Oakland has been talking about performance based budgeting for nearly ten years. In the Budget Advisory Committee minutes from November, 2002 (DOC), it was noted that the City Council had committed to begin performance based budgeting by fiscal year 2005. And changing to performance based budgeting was part of the city’s “Moving Oakland Forward!” strategy (PDF) in 2003. Despite these discussions, the city has yet to make performance based budgeting a reality.
While there are many variations of the performance based budgeting model, they all have these features: Departments, divisions or other government units accept measurable goals for the budgetary period. They are given resources to achieve those goals. And at the end of the budgetary period, its leadership is evaluated on whether and to what extent those goals were met.
Here’s a comparison: Oakland’s 2009-10 and 2010-11 budget for its Public Works Department is here (PDF). In this budget, the department’s performance goals are described as follows:
- Improve livability through sustainable practices for cleaning and maintaining streets, trees, sidewalks, parks and facilities.
- Maintain the City’s infrastructure to meet current and future needs of our neighborhoods, support development and reduce the City’s exposure to liability.

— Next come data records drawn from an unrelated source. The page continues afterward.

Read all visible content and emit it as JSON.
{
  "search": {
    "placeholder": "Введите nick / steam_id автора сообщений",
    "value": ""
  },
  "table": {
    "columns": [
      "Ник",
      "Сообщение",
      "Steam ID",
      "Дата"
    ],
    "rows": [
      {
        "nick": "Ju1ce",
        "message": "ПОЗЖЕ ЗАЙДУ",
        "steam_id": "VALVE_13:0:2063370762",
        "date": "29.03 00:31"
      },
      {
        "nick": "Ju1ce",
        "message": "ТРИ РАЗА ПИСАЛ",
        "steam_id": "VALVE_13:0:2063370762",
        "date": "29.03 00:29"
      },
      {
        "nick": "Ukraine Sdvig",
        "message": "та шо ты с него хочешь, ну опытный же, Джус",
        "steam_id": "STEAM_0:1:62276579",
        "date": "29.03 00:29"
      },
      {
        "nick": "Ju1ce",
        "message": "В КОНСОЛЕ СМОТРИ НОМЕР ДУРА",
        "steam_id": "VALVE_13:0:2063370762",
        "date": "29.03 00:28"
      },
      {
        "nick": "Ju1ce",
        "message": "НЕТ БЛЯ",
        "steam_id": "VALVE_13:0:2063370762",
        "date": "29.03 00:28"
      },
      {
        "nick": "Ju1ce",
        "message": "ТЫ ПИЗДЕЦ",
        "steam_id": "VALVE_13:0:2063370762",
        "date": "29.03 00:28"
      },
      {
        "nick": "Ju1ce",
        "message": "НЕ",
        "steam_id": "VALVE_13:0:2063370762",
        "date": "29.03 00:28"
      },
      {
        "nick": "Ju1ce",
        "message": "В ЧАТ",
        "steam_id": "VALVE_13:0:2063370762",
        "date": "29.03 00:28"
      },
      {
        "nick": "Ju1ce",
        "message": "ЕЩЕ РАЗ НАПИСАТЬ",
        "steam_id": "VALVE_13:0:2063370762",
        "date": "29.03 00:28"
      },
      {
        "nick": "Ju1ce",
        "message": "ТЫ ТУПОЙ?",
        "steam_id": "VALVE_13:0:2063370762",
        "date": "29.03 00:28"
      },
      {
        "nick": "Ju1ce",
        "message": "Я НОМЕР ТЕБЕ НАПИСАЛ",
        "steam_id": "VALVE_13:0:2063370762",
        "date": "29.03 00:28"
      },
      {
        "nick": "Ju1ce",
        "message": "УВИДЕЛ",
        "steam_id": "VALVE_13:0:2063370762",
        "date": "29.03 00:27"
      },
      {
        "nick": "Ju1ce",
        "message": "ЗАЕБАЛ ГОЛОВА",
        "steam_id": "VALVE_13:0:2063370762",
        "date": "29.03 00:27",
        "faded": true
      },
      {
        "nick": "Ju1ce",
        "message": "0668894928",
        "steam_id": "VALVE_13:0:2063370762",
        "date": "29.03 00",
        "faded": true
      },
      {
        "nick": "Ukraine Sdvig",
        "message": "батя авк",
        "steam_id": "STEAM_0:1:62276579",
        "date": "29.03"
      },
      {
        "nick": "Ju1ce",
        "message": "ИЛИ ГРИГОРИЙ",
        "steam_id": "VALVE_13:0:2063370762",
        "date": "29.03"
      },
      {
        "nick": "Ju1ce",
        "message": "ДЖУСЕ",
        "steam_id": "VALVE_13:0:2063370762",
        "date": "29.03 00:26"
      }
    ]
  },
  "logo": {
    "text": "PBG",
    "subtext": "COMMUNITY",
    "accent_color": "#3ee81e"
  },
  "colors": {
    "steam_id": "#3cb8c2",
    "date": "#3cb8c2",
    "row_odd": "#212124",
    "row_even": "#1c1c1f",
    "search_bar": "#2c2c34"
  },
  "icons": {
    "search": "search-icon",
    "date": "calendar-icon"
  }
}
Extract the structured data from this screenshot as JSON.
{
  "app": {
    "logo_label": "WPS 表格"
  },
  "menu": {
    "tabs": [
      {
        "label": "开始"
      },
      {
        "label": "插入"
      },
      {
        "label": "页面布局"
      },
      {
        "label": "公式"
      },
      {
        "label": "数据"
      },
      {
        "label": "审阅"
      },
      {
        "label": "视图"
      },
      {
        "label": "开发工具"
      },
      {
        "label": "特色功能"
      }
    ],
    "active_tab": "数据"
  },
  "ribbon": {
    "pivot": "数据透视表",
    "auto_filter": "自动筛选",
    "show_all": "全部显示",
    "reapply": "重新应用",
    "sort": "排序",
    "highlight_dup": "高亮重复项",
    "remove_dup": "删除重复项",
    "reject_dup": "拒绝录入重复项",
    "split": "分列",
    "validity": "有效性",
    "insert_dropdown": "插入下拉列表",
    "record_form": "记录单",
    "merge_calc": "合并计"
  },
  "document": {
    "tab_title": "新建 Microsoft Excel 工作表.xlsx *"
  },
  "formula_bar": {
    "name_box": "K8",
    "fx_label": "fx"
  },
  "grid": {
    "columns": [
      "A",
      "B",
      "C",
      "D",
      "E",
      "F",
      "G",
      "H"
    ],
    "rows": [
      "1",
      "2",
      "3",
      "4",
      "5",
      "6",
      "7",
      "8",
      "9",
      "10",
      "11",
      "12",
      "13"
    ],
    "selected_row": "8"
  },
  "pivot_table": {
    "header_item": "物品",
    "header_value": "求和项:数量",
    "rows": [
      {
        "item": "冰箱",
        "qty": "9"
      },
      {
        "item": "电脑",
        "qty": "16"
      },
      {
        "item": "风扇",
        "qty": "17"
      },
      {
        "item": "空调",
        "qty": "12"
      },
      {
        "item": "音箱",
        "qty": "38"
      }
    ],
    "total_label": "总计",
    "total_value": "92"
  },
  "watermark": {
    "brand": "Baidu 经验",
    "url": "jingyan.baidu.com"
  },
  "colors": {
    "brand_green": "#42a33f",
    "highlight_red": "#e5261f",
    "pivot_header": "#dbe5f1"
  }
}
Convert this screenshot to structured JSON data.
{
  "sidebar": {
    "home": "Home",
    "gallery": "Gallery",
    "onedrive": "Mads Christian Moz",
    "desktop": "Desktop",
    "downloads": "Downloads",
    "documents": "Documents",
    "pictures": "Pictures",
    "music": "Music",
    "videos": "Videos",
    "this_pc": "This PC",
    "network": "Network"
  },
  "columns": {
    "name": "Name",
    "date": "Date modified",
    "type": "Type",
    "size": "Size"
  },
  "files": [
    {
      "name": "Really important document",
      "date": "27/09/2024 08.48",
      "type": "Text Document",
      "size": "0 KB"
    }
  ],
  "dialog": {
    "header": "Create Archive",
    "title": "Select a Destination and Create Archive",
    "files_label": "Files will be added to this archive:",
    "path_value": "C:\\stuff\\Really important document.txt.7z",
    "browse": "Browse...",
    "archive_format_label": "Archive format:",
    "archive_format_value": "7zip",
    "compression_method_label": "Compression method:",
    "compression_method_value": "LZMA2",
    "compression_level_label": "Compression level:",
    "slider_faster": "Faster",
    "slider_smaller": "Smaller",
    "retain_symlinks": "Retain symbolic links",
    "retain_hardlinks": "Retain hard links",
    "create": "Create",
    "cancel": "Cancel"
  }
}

- Create a sustainable City through implementing green buildings, renewable energy and efficiency projects, alternative fueled vehicles, and recycling/solid waste services.

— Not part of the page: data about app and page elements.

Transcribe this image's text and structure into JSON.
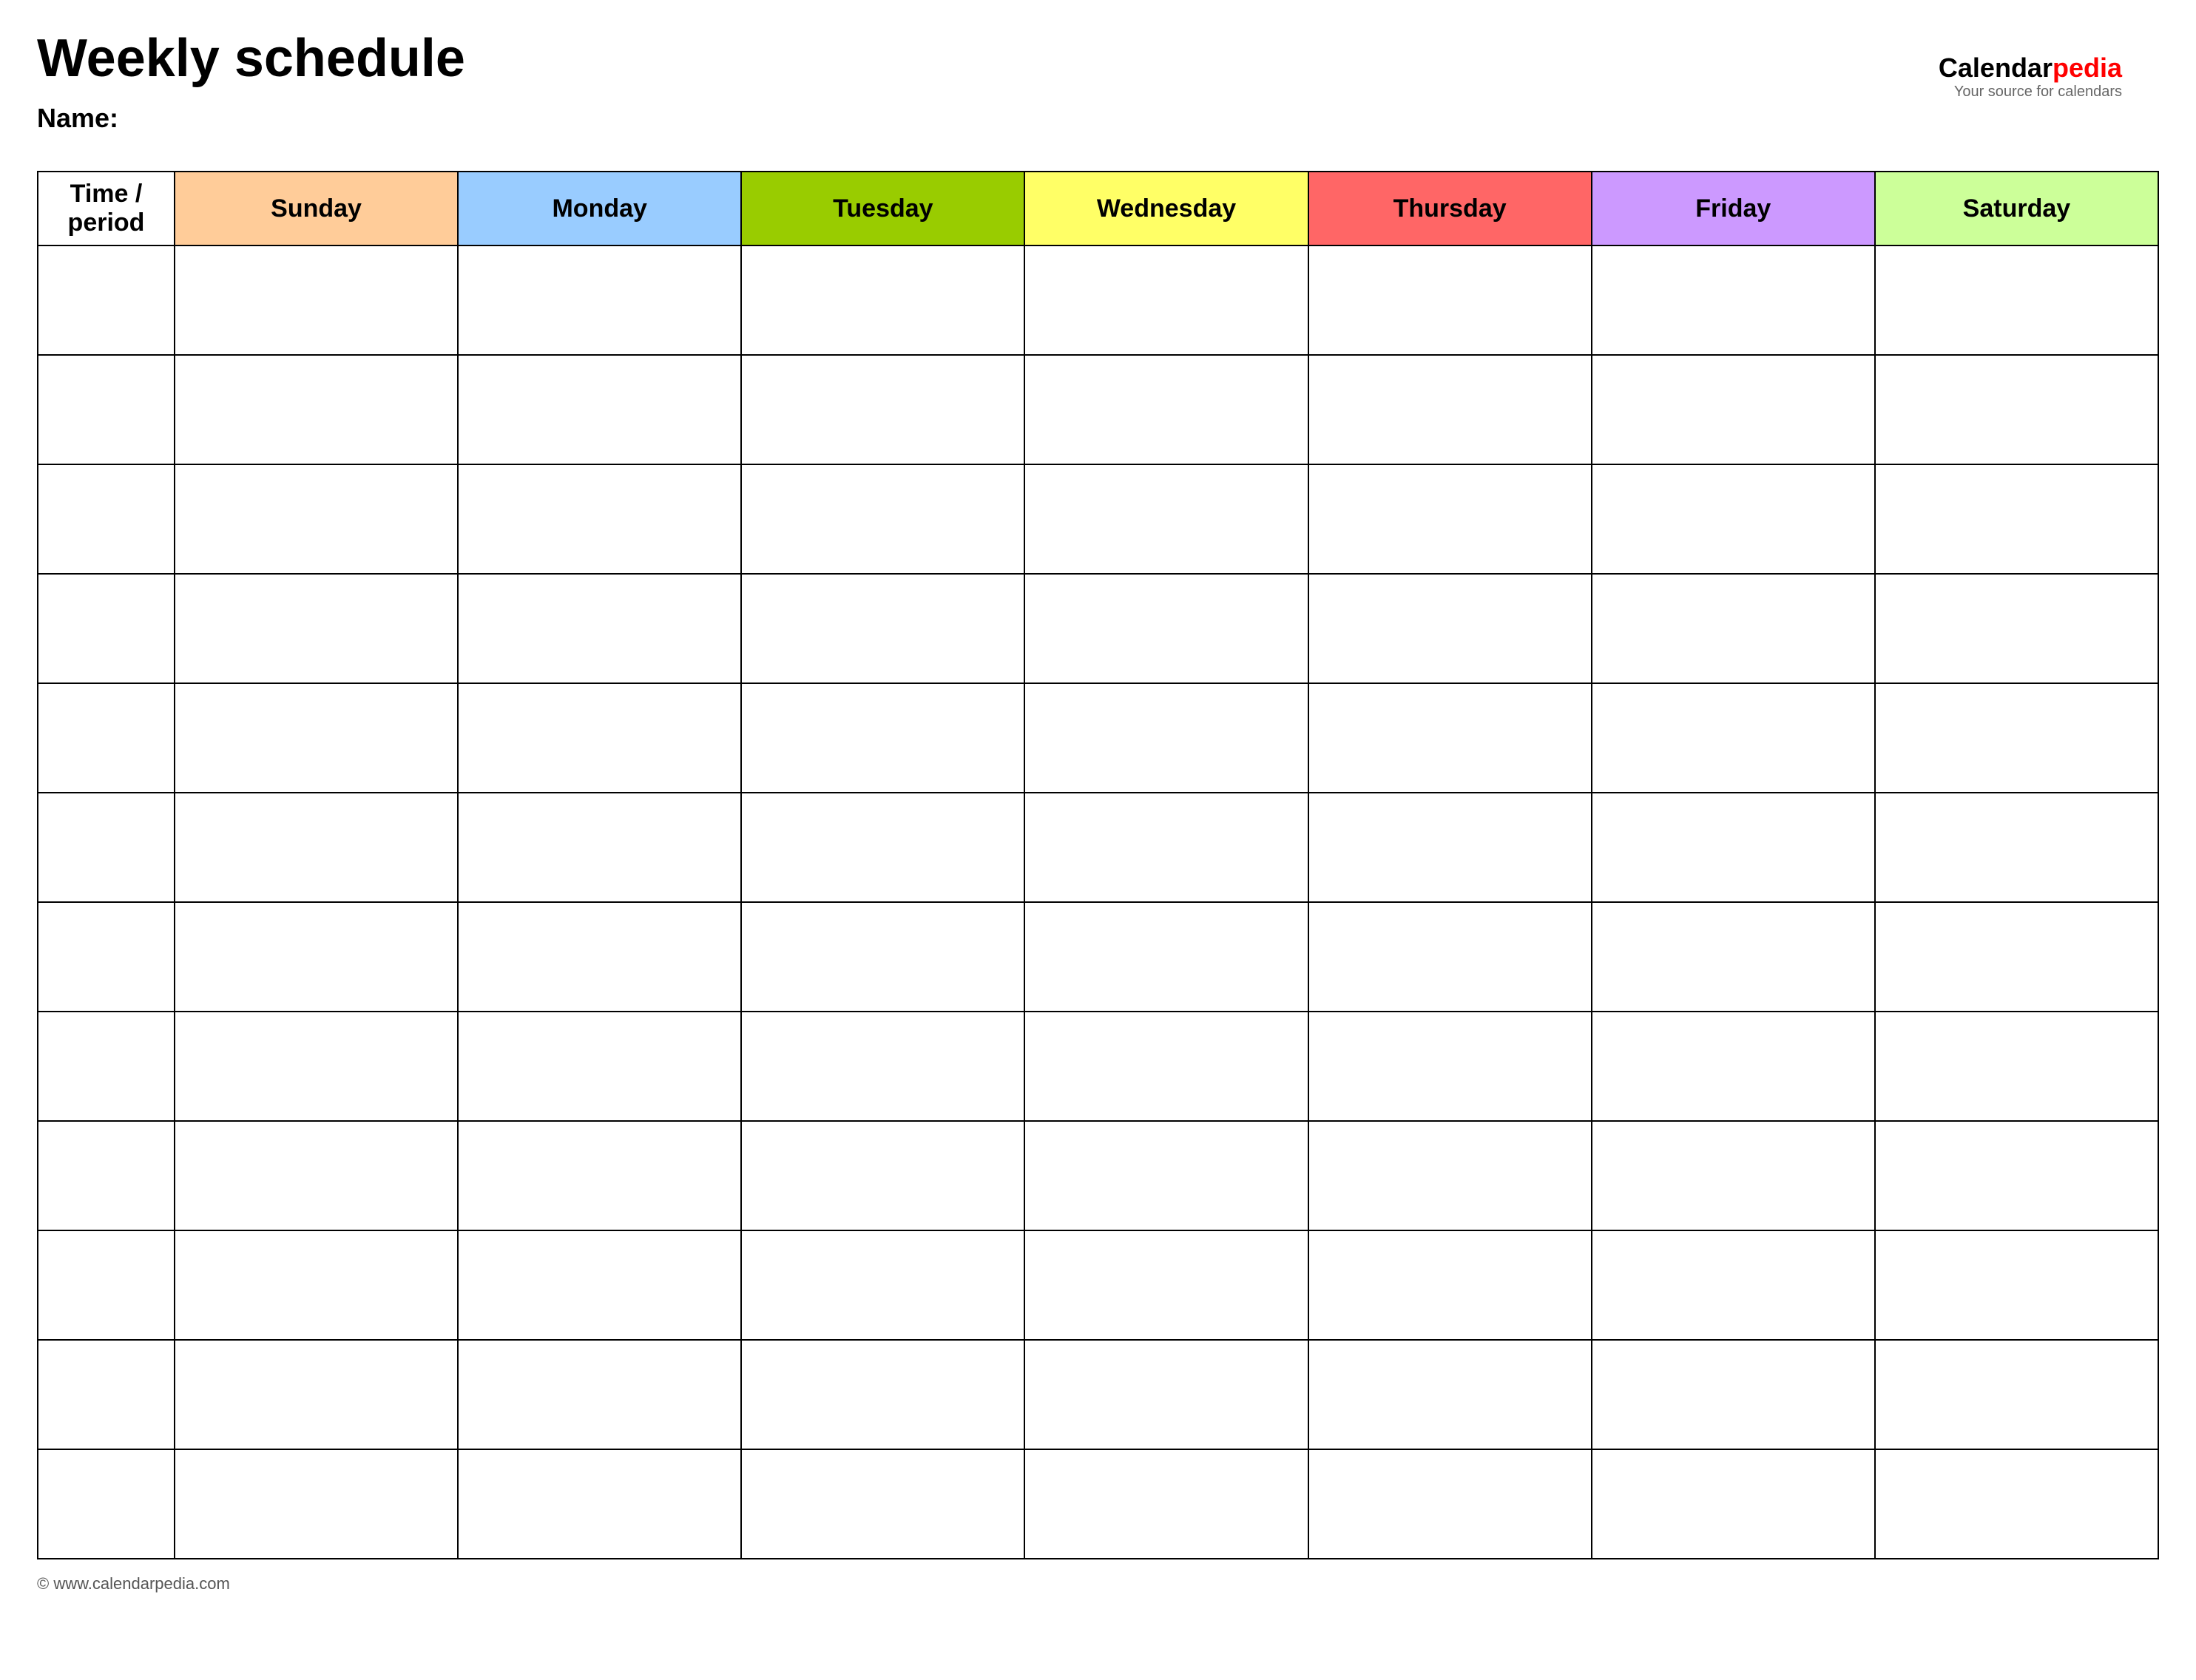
{
  "page": {
    "title": "Weekly schedule",
    "name_label": "Name:",
    "footer": "© www.calendarpedia.com"
  },
  "logo": {
    "calendar_text": "Calendar",
    "pedia_text": "pedia",
    "tagline": "Your source for calendars"
  },
  "table": {
    "headers": [
      {
        "id": "time",
        "label": "Time / period",
        "color": "#ffffff",
        "class": "header-time"
      },
      {
        "id": "sunday",
        "label": "Sunday",
        "color": "#ffcc99",
        "class": "header-sunday"
      },
      {
        "id": "monday",
        "label": "Monday",
        "color": "#99ccff",
        "class": "header-monday"
      },
      {
        "id": "tuesday",
        "label": "Tuesday",
        "color": "#99cc00",
        "class": "header-tuesday"
      },
      {
        "id": "wednesday",
        "label": "Wednesday",
        "color": "#ffff66",
        "class": "header-wednesday"
      },
      {
        "id": "thursday",
        "label": "Thursday",
        "color": "#ff6666",
        "class": "header-thursday"
      },
      {
        "id": "friday",
        "label": "Friday",
        "color": "#cc99ff",
        "class": "header-friday"
      },
      {
        "id": "saturday",
        "label": "Saturday",
        "color": "#ccff99",
        "class": "header-saturday"
      }
    ],
    "row_count": 12
  }
}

- Leverage existing resources by seeking grants, public private partnerships and by enhancing volunteerism and sponsorship opportunities.

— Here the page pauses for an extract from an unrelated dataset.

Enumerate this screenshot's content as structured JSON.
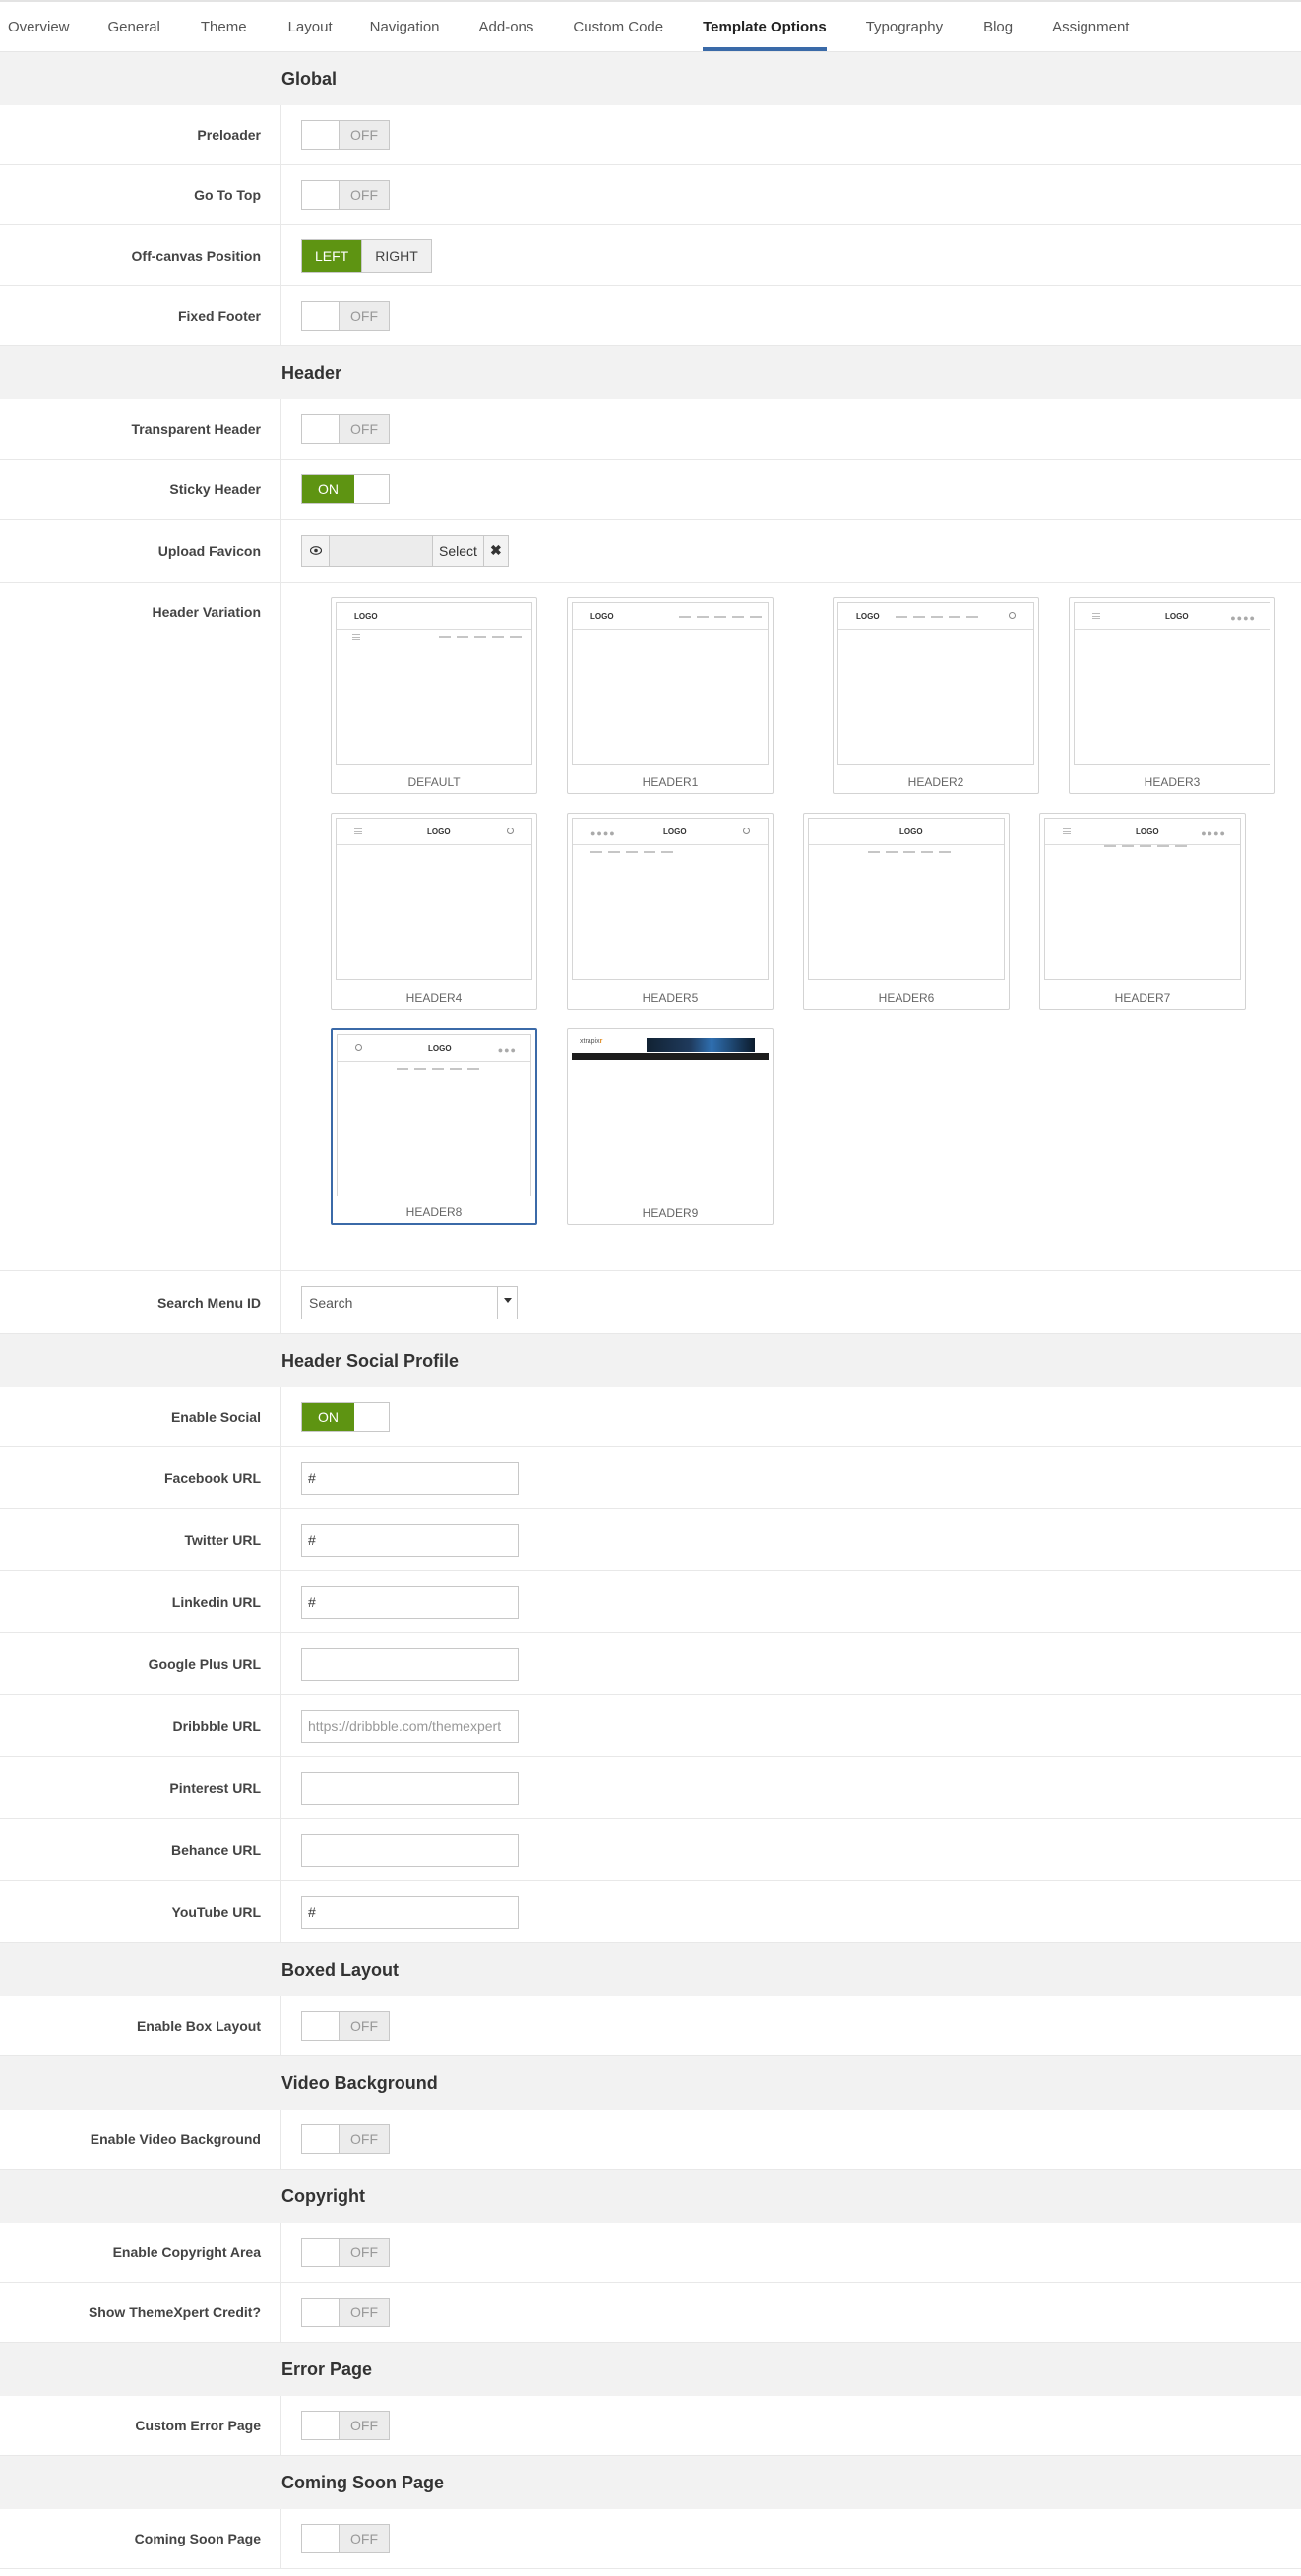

- Foster collaborative opportunities with other agencies and individuals to improve service delivery.
- Continue focusing on high-quality service and customer satisfaction to be the ‘provider of choice’ for our customers.
These are all lofty goals. But none of them are measurable.
Now let’s look at the City of Milwaukee, Wisconsin, a city with twice the population of Oakland. Here is Milwaukee’s Public Works, Infrastructure Services Division budget (PDF). Even in its executive summary, the budget document is specific and sets out measurable goals:
OBJECTIVES: Enhance transportation options and existing infrastructure. Reduce energy use in city operations by 15% by 2012.
STRATEGIES: Reduce local street replacement cycle to 65 years.
Increase capital maintenance of local streets. Improve bicycle and pedestrian access citywide. Complete installation of the LED traffic control signals and follow the development of LED street lights. Retrofit buildings to increase energy efficiency.
The sections that follow tell the reader all the details, of what will be accomplished, many of them quantitative, and what it will cost in terms of staffing, salaries and wages, benefits, equipment, etc. If the system works as designed, at the end of the budget period departments and divisions report on how well they met their goals with the resources they were given. This helps citizens and city policy-makers decide if tax dollars are being spent efficiently and in conformance with the city’s goals and priorities.
Performance based budgeting is on the agenda (PDF) of City Council’s Finance & Management Committee at 11:00 a.m., February 22, Oakland City Hall, Sgt. Mark Dunakin Room, First Floor. City staff seems less than enthusiastic about performance based budgeting (PDF). Make Oakland Better Now! supports it, however, and urges Oaklanders to come out in support.